A reader chastised me for an error in fact in a recent column for “spreading lies and other misinformation that will mislead readers.”
The column in question called for a reversal of the gun culture in America following the shootings at Los Angeles International Airport. I incorrectly said the person who killed a Transportation Security Administration agent and wounded others did so with an automatic rifle. It was in fact a semi-automatic rifle.
That is a distinction without a difference.
A semi-automatic has a magazine containing several rounds, each round fired with a squeeze of the trigger. After each round is fired, another is automatically loaded into the chamber. An automatic fires multiple rounds by holding in the trigger. A semi-automatic, such as an AR-15, can fire 45 rounds a minute; an automatic is capable of firing 800 rounds a minute.
Yes, it was a semi-automatic, not an automatic weapon that killed at the Los Angeles airport. That distinction may be lost on the families and survivors.
The focus should be not on the type of firearm used in mass killings, but on the culture in this country that takes an absolutist position about access to and possession of firearms that exceed requirements for recreational and sporting use.

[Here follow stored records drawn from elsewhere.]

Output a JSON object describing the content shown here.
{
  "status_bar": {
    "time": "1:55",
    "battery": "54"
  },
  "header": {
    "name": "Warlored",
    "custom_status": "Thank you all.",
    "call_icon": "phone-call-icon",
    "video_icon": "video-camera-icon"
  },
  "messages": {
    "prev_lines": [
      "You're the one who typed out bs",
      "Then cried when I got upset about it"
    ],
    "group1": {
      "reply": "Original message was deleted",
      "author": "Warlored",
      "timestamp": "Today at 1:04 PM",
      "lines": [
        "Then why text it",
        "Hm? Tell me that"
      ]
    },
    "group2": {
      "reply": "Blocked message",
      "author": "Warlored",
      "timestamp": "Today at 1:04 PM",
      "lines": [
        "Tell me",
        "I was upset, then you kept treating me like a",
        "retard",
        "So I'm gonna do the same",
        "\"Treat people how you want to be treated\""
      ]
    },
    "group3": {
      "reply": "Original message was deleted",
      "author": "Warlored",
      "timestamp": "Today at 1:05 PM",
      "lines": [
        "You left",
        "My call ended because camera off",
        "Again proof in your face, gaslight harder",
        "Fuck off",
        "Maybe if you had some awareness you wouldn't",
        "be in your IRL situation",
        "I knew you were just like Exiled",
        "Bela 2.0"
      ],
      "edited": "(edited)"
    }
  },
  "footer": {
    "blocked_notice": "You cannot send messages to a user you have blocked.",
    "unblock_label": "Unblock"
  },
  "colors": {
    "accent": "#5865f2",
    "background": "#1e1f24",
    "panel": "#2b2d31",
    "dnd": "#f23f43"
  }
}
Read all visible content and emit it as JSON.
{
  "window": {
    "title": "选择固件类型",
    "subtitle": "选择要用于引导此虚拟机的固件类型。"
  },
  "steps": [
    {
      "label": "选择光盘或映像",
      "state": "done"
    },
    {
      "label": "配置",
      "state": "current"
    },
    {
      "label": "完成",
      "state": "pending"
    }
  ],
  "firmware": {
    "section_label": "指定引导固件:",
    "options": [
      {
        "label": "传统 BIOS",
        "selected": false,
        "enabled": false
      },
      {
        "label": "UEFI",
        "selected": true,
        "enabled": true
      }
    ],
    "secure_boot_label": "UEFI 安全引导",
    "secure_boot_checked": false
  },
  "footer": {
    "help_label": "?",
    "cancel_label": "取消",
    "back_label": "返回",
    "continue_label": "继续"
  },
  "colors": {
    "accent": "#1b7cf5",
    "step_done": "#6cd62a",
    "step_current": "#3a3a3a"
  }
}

An argument against gun control based solely on misidentification of one rifle in one case is built on a weak foundation.
Still, I would like to understand the reasons for favoring unlimited firearms. I try to understand. I just don’t get it. This letter helps.
“It is our right as citizens to own guns to protect ourselves from a government that would infringe upon our freedoms,” the reader wrote.
What about voting as a method?
“If our gun culture is ever reversed … how long do you think it will be before more of our rights as citizens and humans will be taken from us? How long will it be before women are forced to have abortions in this country?” he asks.
I’ve tried to understand this line of thought. I’ve concluded that those holding it perceive a society that is held together, not by human respect or by community, but by firearms. A well-armed, gun-bearing population is the only way to protect rights.
I find this sad as well as frightening.
Background checks, let alone registration, are rejected by gun owners even when they agree that states can require drivers to demonstrate proficiency to obtain a license in order to be on the highway and even purchase insurance to operate their automobile on public roads.
I don’t understand why Second Amendment absolutists can’t admit to reasonable limits as do editors and publishers in regard to First Amendment, which does not permit libel or slander.
Few rights are absolute. The right to life certainly is.
As my reader concludes, “violent people will always find a way to do violence.”
I agree. That’s why society must reduce the means by which they can do violence whether done by abortion or firearms.
Kent is the retired editor of archdiocesan newspapers in Omaha and Seattle. Contact him at: email@example.com.
In a time of crisis CatholicPhilly.com keeps the information flowing
During the current coronavirus crisis, you can help CatholicPhilly.com deliver the kind of news people need to know about the Catholic Church, especially in the Philadelphia region, and the world in which we live ― every day.
Budgets are tight at this time, and CatholicPhilly's is no different than those of most families. We make sure your donation in any amount will go a long way toward continuing our mission to inform, form in the Catholic faith and inspire the thousands of readers who visit every month.
Here is how you can help:
- A $100 gift allows us to present award-winning photos of Catholic life in our neighborhoods.
- A $50 gift enables us to cover a news event in a local parish, school or Catholic institution.
- A $20 gift lets us obtain solid faith formation resources that can deepen your spirituality and knowledge of the faith.
- A small, automated monthly donation means you can support us continually and easily.
Won't you consider making a gift today?
Please join in the church's vital mission of communications by offering a gift in whatever amount that you can ― a single gift of $40, $50, $100, or more, or a monthly donation. Your gift will strengthen the fabric of our entire Catholic community.
Make your donation by credit card here:
Or make your donation by check:
222 N. 17th Street
Philadelphia, PA 19103